The U.S. Food and Drug Administration physically inspects less than two percent of imported seafood shipments and even smaller percentage are sampled for drug residue testing. In fiscal year 2009, for example, the FDA tested .1 percent of all imported seafood products for residues, according to the Government Accountability Office (GAO).

ABC, which has ramped up its coverage of food issues, sent the shrimp samples to the Institute of Environmental and Human Health food lab at Texas Tech University for testing. In the three positive samples, lab technicians found banned antibiotics enrofloxacin, chloramphenicol, and nitrofuranzone, which is a known carcinogen.

imported-shrimp406.jpg“About 10 percent of them showed evidence of pharmaceutical residue in the muscle tissue alone, which people eat,” Dr. Ronald Kendall, the director of the Institute told ABC. Kendall said two samples from New York averaged 28 and 29 parts per billion (ppb) of nitrofurazone. If FDA were to find 1 ppb of the drug in seafood, the product would not be allowed on the market.

It’s hard to gauge how widespread the use of antibiotics is aquaculture — and even harder to determine how often illegal drugs are used — but some experts think the industry is getting better at managing residue issues.

“I think the trend is going toward less antibiotics use,” said Jose Villalon last week at the Monterey Bay Aquarium’s Cooking for Change conference. Villalon is the vice president of the World Wildlife Fund’s U.S. Aquaculture Program, which coordinates the Aquaculture Stewardship Council (ASC). ASC is currently working on standards for the industry and aims to be the premiere certification scheme for responsible aquaculture.

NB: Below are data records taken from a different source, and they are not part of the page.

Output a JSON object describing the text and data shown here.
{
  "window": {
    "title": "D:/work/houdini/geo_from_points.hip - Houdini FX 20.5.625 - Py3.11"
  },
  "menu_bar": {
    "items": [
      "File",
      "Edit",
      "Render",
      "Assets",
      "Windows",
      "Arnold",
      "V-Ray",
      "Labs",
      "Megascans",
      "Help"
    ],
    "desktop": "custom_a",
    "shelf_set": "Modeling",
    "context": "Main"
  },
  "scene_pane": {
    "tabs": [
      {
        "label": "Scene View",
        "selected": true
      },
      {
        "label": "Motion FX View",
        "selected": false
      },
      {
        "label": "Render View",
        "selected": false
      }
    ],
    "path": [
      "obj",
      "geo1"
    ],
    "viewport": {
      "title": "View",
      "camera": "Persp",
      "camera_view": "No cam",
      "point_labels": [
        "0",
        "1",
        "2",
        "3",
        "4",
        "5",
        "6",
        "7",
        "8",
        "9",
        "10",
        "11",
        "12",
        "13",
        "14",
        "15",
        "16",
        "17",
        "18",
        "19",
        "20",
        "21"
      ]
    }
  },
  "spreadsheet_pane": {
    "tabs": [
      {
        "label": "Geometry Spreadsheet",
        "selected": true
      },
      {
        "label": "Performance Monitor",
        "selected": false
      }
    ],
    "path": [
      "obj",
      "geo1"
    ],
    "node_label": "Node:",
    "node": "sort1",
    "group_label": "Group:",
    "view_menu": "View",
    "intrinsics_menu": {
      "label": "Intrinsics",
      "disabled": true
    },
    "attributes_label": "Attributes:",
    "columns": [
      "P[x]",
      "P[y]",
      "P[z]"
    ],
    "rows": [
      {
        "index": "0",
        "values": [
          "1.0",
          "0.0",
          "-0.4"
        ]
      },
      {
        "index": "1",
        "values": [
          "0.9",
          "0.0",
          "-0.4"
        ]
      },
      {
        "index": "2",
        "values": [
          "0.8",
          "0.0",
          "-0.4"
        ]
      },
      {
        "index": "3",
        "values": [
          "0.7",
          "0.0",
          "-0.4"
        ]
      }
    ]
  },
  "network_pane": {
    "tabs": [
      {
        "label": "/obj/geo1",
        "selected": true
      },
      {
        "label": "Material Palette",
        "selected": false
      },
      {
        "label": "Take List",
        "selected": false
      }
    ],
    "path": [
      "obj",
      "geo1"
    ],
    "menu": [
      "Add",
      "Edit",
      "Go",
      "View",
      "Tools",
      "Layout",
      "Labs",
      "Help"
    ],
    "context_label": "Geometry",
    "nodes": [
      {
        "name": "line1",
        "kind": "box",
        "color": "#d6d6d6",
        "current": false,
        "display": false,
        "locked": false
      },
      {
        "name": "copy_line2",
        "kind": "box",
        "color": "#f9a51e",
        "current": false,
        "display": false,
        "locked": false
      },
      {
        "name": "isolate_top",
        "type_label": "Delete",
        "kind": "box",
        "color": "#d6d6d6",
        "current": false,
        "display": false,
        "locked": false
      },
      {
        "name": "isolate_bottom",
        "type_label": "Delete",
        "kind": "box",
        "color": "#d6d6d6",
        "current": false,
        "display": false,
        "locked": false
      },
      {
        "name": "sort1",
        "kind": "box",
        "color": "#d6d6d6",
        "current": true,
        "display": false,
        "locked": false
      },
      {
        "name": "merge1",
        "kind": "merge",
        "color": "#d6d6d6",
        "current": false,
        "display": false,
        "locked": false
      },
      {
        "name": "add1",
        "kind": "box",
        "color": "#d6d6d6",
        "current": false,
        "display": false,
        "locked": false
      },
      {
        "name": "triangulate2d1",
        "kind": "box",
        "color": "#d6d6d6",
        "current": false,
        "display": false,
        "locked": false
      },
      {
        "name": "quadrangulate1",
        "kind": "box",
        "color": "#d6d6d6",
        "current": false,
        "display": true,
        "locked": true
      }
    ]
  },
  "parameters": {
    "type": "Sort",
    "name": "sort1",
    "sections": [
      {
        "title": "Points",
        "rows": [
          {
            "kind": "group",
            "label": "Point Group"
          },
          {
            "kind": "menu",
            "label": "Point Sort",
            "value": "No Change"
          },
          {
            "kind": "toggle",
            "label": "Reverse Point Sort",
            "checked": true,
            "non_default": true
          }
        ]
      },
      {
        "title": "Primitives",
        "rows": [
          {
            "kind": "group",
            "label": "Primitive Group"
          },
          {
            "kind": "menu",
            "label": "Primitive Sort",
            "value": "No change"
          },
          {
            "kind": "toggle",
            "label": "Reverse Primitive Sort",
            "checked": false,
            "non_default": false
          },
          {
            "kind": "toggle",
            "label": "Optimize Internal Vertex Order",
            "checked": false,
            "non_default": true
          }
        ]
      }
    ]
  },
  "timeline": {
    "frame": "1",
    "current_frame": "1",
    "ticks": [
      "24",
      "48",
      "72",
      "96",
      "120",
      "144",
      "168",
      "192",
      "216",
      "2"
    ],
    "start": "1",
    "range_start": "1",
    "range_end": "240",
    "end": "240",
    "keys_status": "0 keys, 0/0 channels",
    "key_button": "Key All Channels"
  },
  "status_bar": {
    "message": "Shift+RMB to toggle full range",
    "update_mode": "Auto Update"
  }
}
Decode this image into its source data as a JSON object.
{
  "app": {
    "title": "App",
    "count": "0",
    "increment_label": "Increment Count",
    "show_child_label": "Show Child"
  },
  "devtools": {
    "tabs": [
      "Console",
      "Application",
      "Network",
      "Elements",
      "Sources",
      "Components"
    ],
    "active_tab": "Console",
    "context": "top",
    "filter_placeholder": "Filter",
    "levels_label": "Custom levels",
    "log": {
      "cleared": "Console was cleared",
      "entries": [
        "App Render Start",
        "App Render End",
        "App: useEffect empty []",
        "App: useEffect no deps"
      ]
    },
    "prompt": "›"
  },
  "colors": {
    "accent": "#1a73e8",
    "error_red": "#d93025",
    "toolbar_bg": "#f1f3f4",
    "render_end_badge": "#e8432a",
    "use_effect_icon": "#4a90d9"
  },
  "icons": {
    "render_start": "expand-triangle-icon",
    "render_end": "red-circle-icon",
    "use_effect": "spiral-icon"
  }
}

For example, ASC standards do not allow any antibiotics to be used in shrimp production, but for farmed salmon, certain drugs are allowed but for very limited, targeted uses, and must be administered under veterinary supervision, according to Villalon.

“For the use that is allowed in certain species, I think the critical issue is to make sure they’re not on the World Health Organization’s list of critically important antibiotics,” he told the conference in Monterey last week. “You really don’t want to allow, even though legally they are allowed, some of those antibiotics on that list. There should be a push to eliminate it, definitely.”

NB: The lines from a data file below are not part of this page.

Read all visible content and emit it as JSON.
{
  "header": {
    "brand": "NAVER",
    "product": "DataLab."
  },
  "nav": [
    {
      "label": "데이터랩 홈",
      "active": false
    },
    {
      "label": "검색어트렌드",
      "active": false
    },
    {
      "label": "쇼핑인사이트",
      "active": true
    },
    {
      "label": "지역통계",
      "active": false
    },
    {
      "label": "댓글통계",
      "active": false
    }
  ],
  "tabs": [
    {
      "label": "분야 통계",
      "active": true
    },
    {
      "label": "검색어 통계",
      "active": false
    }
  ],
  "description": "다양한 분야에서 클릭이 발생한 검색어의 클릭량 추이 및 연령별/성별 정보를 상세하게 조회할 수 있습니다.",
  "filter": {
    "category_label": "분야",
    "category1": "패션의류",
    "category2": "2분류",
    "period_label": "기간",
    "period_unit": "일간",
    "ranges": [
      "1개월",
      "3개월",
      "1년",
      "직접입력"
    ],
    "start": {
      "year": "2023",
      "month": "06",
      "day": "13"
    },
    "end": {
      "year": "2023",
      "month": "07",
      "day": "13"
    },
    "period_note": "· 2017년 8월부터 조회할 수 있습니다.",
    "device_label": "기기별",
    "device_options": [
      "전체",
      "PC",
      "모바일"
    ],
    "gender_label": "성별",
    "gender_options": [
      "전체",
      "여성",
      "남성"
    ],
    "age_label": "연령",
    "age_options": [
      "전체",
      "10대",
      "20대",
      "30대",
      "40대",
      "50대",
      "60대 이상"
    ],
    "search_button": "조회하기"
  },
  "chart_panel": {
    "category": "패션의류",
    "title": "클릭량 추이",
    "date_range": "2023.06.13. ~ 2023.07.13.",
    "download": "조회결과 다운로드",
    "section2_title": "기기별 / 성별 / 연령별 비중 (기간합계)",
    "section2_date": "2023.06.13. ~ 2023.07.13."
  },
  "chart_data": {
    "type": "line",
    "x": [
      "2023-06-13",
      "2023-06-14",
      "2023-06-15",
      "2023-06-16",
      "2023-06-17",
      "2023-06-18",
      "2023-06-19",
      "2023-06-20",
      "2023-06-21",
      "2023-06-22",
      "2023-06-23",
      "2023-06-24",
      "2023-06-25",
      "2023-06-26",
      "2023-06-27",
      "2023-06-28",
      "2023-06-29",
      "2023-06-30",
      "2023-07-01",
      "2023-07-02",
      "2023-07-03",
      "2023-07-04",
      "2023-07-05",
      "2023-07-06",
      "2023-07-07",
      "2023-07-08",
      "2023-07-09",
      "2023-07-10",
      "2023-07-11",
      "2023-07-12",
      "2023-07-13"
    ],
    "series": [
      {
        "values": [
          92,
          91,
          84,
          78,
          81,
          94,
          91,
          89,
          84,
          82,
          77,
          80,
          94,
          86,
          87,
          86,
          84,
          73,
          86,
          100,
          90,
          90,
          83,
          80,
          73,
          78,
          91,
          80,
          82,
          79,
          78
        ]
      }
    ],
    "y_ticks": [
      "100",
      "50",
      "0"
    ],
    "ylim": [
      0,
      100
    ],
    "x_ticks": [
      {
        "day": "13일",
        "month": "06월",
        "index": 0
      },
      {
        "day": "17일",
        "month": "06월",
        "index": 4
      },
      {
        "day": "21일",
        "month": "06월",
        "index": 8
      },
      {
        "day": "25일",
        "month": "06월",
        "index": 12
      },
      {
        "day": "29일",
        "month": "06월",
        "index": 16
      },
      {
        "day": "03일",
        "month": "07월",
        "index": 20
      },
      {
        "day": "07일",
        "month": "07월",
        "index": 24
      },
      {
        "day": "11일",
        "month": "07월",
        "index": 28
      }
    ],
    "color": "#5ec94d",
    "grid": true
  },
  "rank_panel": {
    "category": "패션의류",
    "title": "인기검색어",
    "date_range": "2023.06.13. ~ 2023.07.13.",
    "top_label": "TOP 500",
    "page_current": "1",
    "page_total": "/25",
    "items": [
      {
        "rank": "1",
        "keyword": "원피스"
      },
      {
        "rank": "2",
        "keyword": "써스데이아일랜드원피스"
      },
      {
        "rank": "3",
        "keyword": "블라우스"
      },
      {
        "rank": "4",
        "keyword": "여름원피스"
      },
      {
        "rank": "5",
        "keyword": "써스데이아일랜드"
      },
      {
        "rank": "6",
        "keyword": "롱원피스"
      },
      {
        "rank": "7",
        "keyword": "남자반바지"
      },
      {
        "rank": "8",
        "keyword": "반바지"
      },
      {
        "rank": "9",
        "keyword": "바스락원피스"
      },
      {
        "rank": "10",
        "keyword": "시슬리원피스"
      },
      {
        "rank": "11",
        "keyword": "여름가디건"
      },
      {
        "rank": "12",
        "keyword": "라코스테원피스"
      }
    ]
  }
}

Dr. Daniel Benetti, director of aquaculture at the University of Miami’s Rosenstiel School of Marine and Atmospheric Science, who also spoke at the event in Monterey, noted that some in the industry are now turning to other compounds to combat disease.

“There’s a strong push to use probiotics nowadays…the same ones we use in yoghurt, that colonize the guts of the organisms and takes over the environment,” said Dr. Benetti. “It’s the best approach and I think that’s the direction the industry is going.”

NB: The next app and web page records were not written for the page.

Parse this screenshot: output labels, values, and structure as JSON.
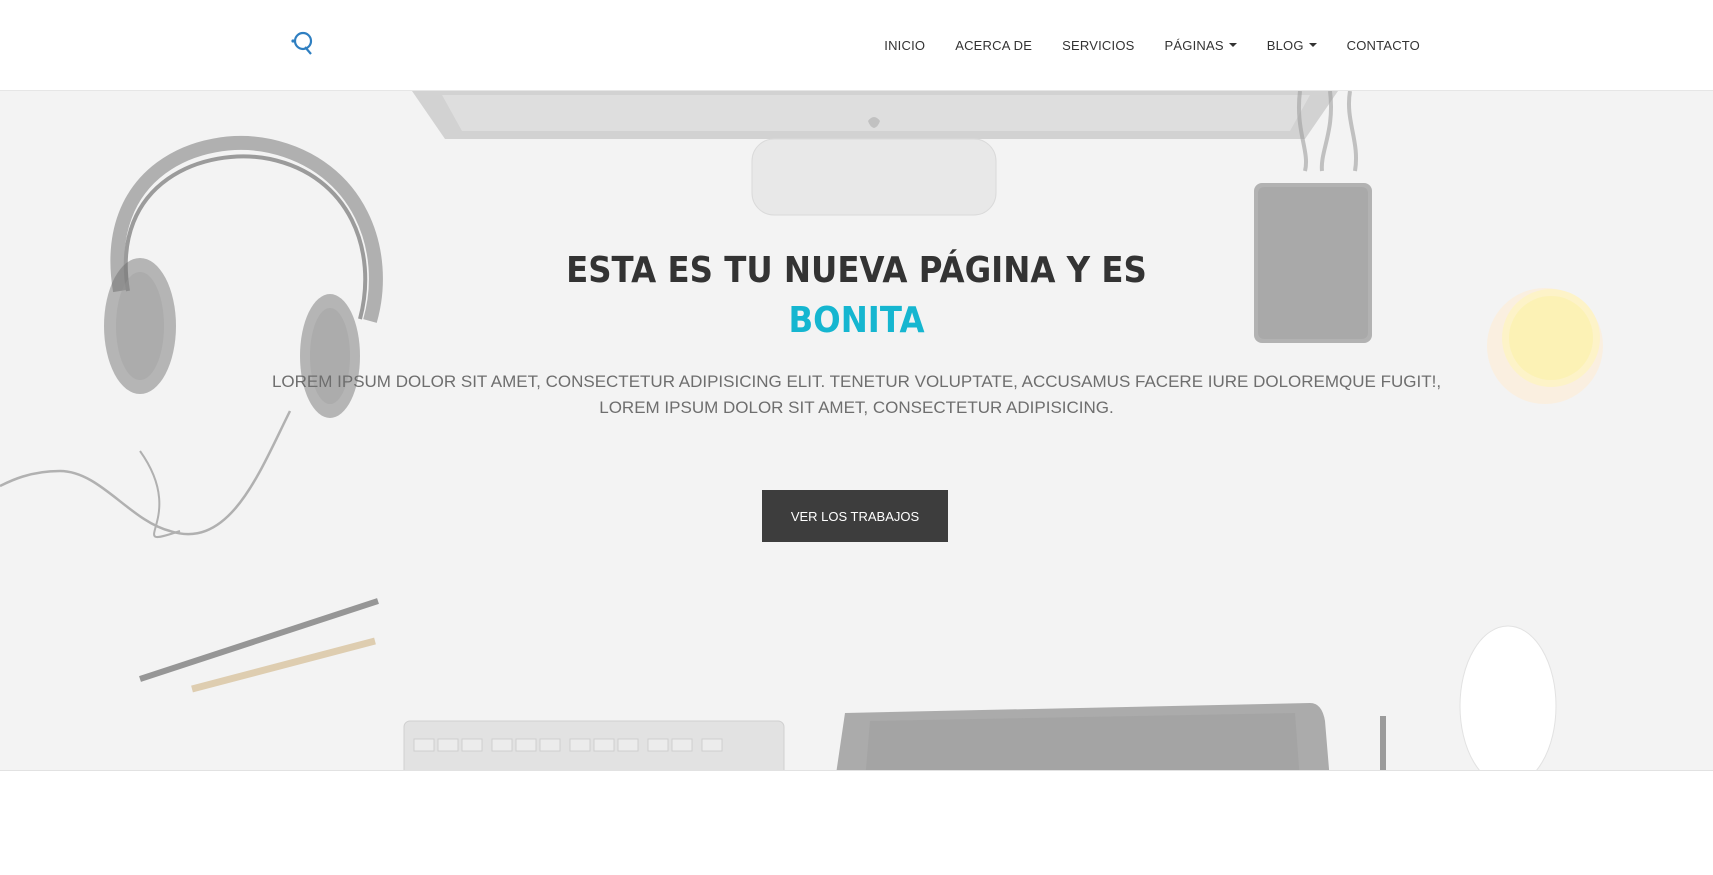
{
  "header": {
    "logo_icon": "q-logo-icon",
    "nav": [
      {
        "label": "INICIO",
        "dropdown": false
      },
      {
        "label": "ACERCA DE",
        "dropdown": false
      },
      {
        "label": "SERVICIOS",
        "dropdown": false
      },
      {
        "label": "PÁGINAS",
        "dropdown": true
      },
      {
        "label": "BLOG",
        "dropdown": true
      },
      {
        "label": "CONTACTO",
        "dropdown": false
      }
    ]
  },
  "hero": {
    "title_line1": "ESTA ES TU NUEVA PÁGINA Y ES",
    "title_accent": "BONITA",
    "subtitle_line1": "LOREM IPSUM DOLOR SIT AMET, CONSECTETUR ADIPISICING ELIT. TENETUR VOLUPTATE, ACCUSAMUS FACERE IURE DOLOREMQUE FUGIT!,",
    "subtitle_line2": "LOREM IPSUM DOLOR SIT AMET, CONSECTETUR ADIPISICING.",
    "button_label": "VER LOS TRABAJOS"
  },
  "colors": {
    "accent": "#15b6d0",
    "title": "#333333",
    "button_bg": "#3d3d3d",
    "hero_bg": "#f3f3f3"
  }
}
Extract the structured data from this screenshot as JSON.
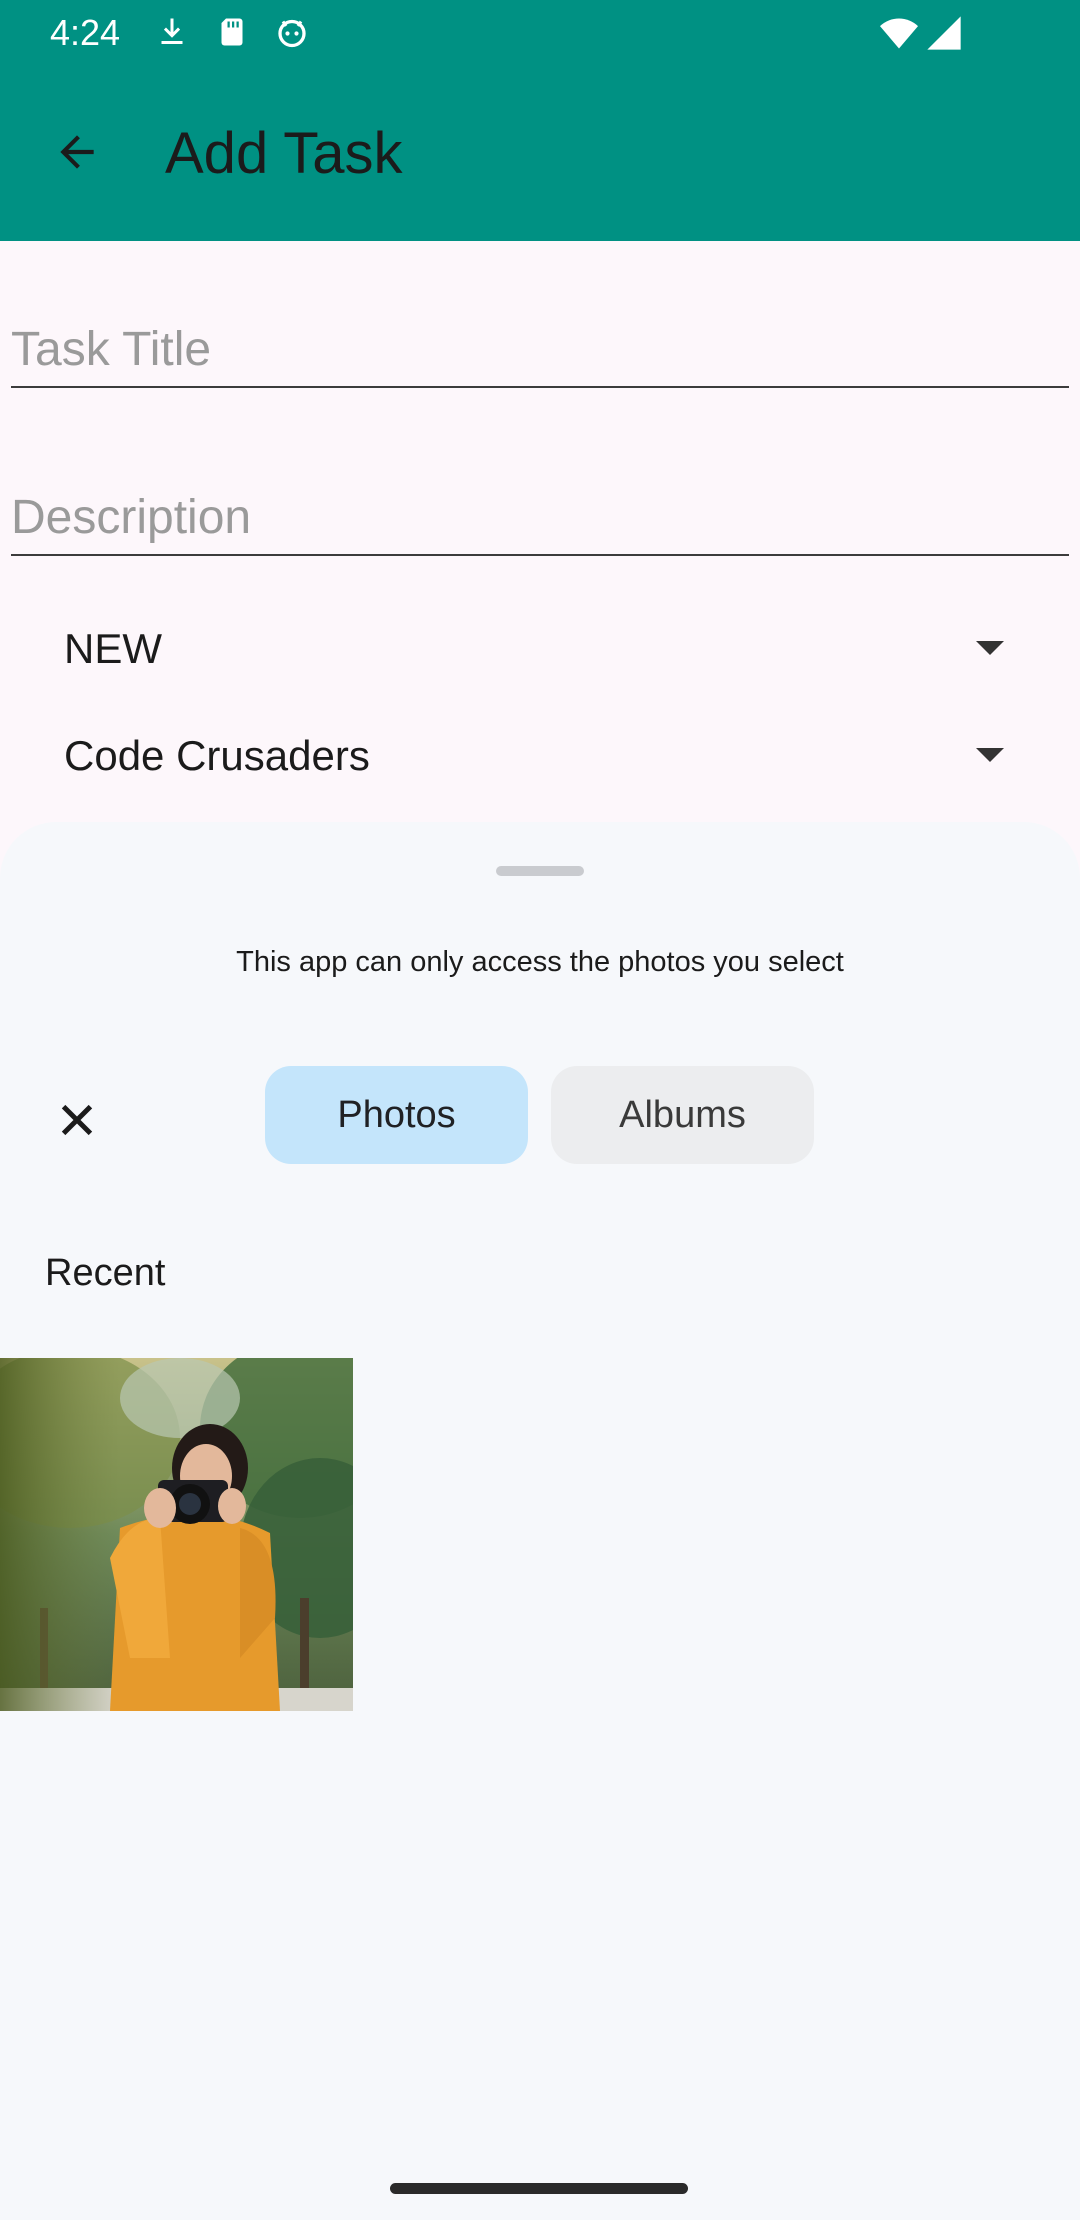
{
  "status_bar": {
    "time": "4:24",
    "icons_left": [
      "download-icon",
      "sd-card-icon",
      "android-face-icon"
    ],
    "icons_right": [
      "wifi-icon",
      "signal-icon"
    ]
  },
  "app_bar": {
    "title": "Add Task",
    "back_icon": "arrow-back-icon",
    "color": "#009183"
  },
  "form": {
    "title_placeholder": "Task Title",
    "description_placeholder": "Description",
    "status_value": "NEW",
    "team_value": "Code Crusaders"
  },
  "photo_picker": {
    "notice": "This app can only access the photos you select",
    "close_icon": "close-icon",
    "tabs": [
      {
        "label": "Photos",
        "selected": true
      },
      {
        "label": "Albums",
        "selected": false
      }
    ],
    "section_label": "Recent",
    "selected_tab_color": "#c4e5fb"
  }
}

Exactly what drugs used in aquaculture and how much of them might end up on consumers’ plates is not clear.

The GAO last year raised serious questions about the FDA’s oversight of seafood, finding that the federal program is “limited” and needs to be strengthened. The report zeroed in on the use of drugs in overseas aquaculture and the general lack of testing for both legal and illegal compounds.

Gavin Gibbons, spokesman for the National Fisheries Institute, told ABC that the trade group was “disappointed” in the test results, but didn’t think more government testing was the answer.

“Our member companies do their own sampling and testing at different times both in the exporting countries and here in the U.S.,” said Gibbons, adding that companies also invest in third party audits to help manage their supply chains.

 

© Food Safety News
  • Pamela Sharif

    My first thought was that our oceans are starting to have pockets of waste that are effecting ocean life that we consume. So many people do not return unused medications to the pharmacy. Instead they flush it down the toilet or throw it out into the garbage. Later this waste seeps into our environment and into our food supply. Why is non of this mentioned as a possibility in this report?

  • Minkpuppy

    Pamela,
    The article is discussing imported farm-raised shrimp which are given antibiotics to control diseases that pop up. Deliberate administration of the drugs is the most likely source of the residues from farmed shrimp, especially in the case of the illegal antibiotics. It’s very unlikely the residues came from any other source.